Hot hikingPosted: August 19, 2010
(My no-longer-new hiking boots.)
M and I went on two hikes yesterday. They were not long hikes. I think our grand total was a little over 3 miles. Even after over a week at this altitude (and a few days at higher altitudes) I still have the huffs and puffs when we go up so “a little over 3 miles” feels more like a little over 5 or 6 miles especially when the temperature outside is in the 80’s and climbing into the 90’s. It was up to 97F by the time we finished.
(On the road towards Boulder and our hiking destinations.)
Our first stop was Heil Valley Ranch in the North Valley Foothills. The trails are part of the Boulder Open Space system. We decided on the Lichen Trail — which is a 1.3 mile easy loop (there is a little climbing but it’s nothing compared to other trails we’ve been on) — and ventured off onto the Wapiti Trail for a little while just to have a look around. We started around 10am and the temperature was already well into the 80s. One of the advantages of the Lichen Trail is that it does have the occasional shady spots and it is a pedestrian-only trail. Mountain biking is very popular around here (makes sense, don’t ya think?). I don’t mind the bikers for the most part (they give me an excuse to stop for a minute and breathe as they pass). Sometimes, though, it’s nice not to worry about someone speeding around a rocky corner and running into you.
The Lichen Trail had good views of the foothills and mountains in the background and lichen-covered boulders scattered all over the place near the trail. The Boulder County foothills are, geologically speaking, a fault and fracture zone.
(Cacti growing in a boulder.)
The trails at Heil Valley Ranch pass through grasslands, woodlands, shrublands, forests, and canyons. We passed through or had a view of each on our hike. Wildlife in the park include squirrels, rabbits, prairie dogs, marmots, foxes, mule deer, bobcats, mountain lions, and black bears. The only wildlife we saw were some butterflies flitting among the abundant wildflowers. As M said, all the intelligent creatures were napping in a shady spot somewhere, keeping cool, while the humans were hiking and biking and working up a great amount of sweat.

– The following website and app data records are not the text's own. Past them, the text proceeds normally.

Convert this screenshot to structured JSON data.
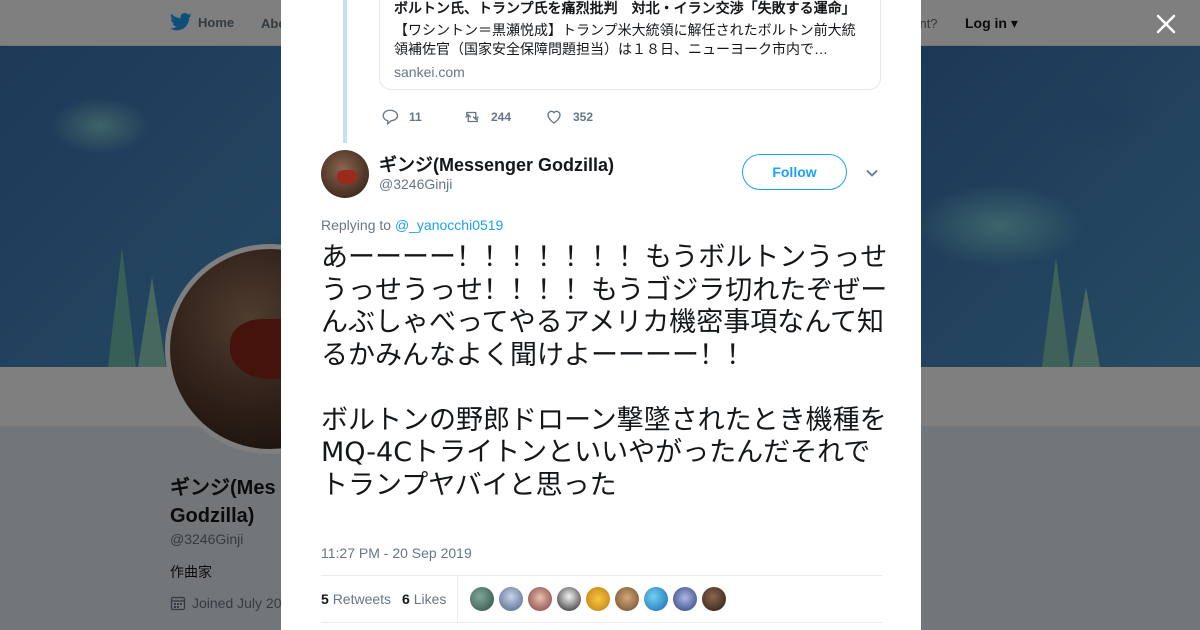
{
  "nav": {
    "home_label": "Home",
    "about_label": "Abo",
    "account_text": "ccount?",
    "login_label": "Log in"
  },
  "profile": {
    "name": "ギンジ(Messenger Godzilla)",
    "name_visible": "ギンジ(Mes\nGodzilla)",
    "handle": "@3246Ginji",
    "bio": "作曲家",
    "joined": "Joined July 20"
  },
  "card": {
    "title": "ボルトン氏、トランプ氏を痛烈批判　対北・イラン交渉「失敗する運命」",
    "description": "【ワシントン＝黒瀬悦成】トランプ米大統領に解任されたボルトン前大統領補佐官（国家安全保障問題担当）は１８日、ニューヨーク市内で…",
    "domain": "sankei.com"
  },
  "parent_actions": {
    "replies": "11",
    "retweets": "244",
    "likes": "352"
  },
  "tweet": {
    "author_name": "ギンジ(Messenger Godzilla)",
    "author_handle": "@3246Ginji",
    "follow_label": "Follow",
    "replying_prefix": "Replying to ",
    "replying_to": "@_yanocchi0519",
    "text": "あーーーー！！！！！！！もうボルトンうっせうっせうっせ！！！！もうゴジラ切れたぞぜーんぶしゃべってやるアメリカ機密事項なんて知るかみんなよく聞けよーーーー！！\n\nボルトンの野郎ドローン撃墜されたとき機種をMQ-4Cトライトンといいやがったんだそれでトランプヤバイと思った",
    "timestamp": "11:27 PM - 20 Sep 2019",
    "retweets_count": "5",
    "retweets_label": "Retweets",
    "likes_count": "6",
    "likes_label": "Likes"
  },
  "colors": {
    "accent": "#1da1f2",
    "secondary_text": "#657786",
    "thread_line": "#c4e0f5"
  },
  "likers": [
    "liker-1",
    "liker-2",
    "liker-3",
    "liker-4",
    "liker-5",
    "liker-6",
    "liker-7",
    "liker-8",
    "liker-9"
  ]
}
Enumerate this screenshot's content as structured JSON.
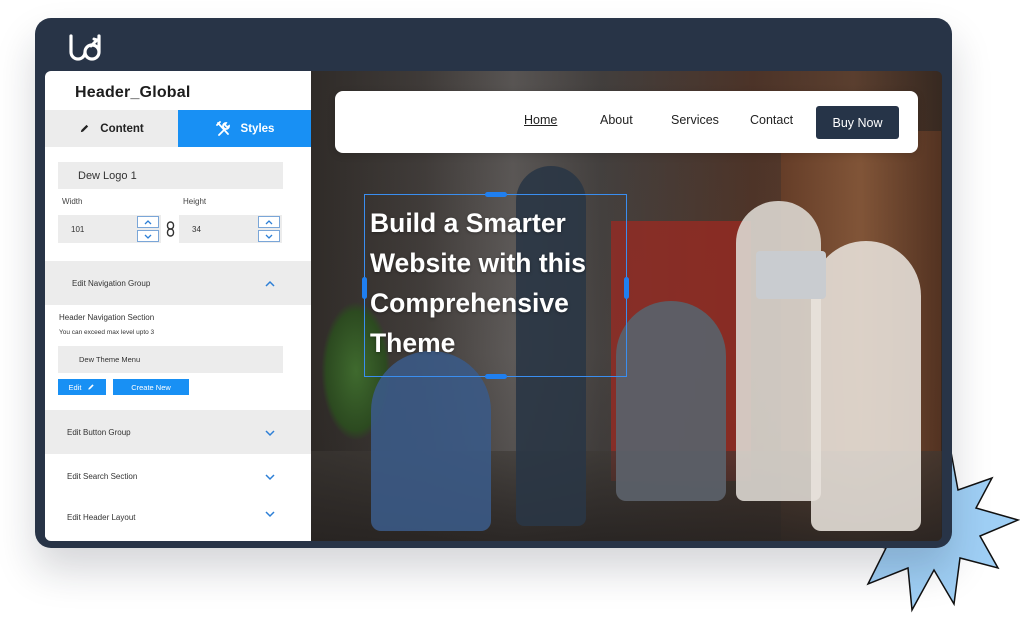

(A view of the grasslands, shrublands, forests, etc.)
This was originally planned as our warm-up hike for the day. But the day grew so hot so quickly that we decided we didn’t need (and couldn’t do) a longer hike so we set out for a back-up shorter hike after a short rest, lots of water, and a few handfuls of trails mix to get us energized.
We stopped in the town of Lyons to refuel (the gas in the car, the water in my CamelBak and in M’s water bottles) and to pick up a few maps. Then it was on to Hall Ranch, the home of the golden eagle, the great horned owl, Cooper’s hawk, bighorn sheep, coyote, deer, bobcats, and many other creatures including the one we were warned about: the mountain lion. We encountered a few butterflies and lots of grasshoppers. I found the grasshoppers entertaining as they seemed to be leading the way for us. There were a few mountain bikers and hikers out there as well, but we mostly saw them from a distance.
The views were lovely, the sun was hot, and there was very little shade to be found. Hall Ranch is located at the interface between the plains and the mountains. The land in that area was farmed, prospected, and quarried by a variety of families over the years.
(Along the trail.)
I saw dust devils along the trail. One of the almost-nice things about the heat here is that it is, as they say, a dry heat. Most of the time. Even when it rains, it dries out fairly quickly.
M spotted those guys pictured above along the trail. They sure look like tomatillos to me. I’ve been craving salsa verde ever since I saw them.
We had a picnic lunch in a shady spot near a creek in Lyons. Before eating we took off our hiking shoes and waded in the cold water for a little while. It was refreshing. There were lots of people there wading and tubing and just generally staying cool on a hot summer day.
It was close to 2:30pm by the time we finished lunch so we went back to the hotel and spent the hottest part of the day in the pool. We met M the Younger and Merdi later in the evening in Boulder where we had dinner at Hapa, a sushi place. It was fun and delicious. Boulder was fairly crowded with University of Colorado students and their parents. Today is move in day for the new students.
(Heading back towards Boulder after our hikes.)
I’m not sure what M and I will be doing today. We’ve been trying to decide on a hike that isn’t too far from Boulder.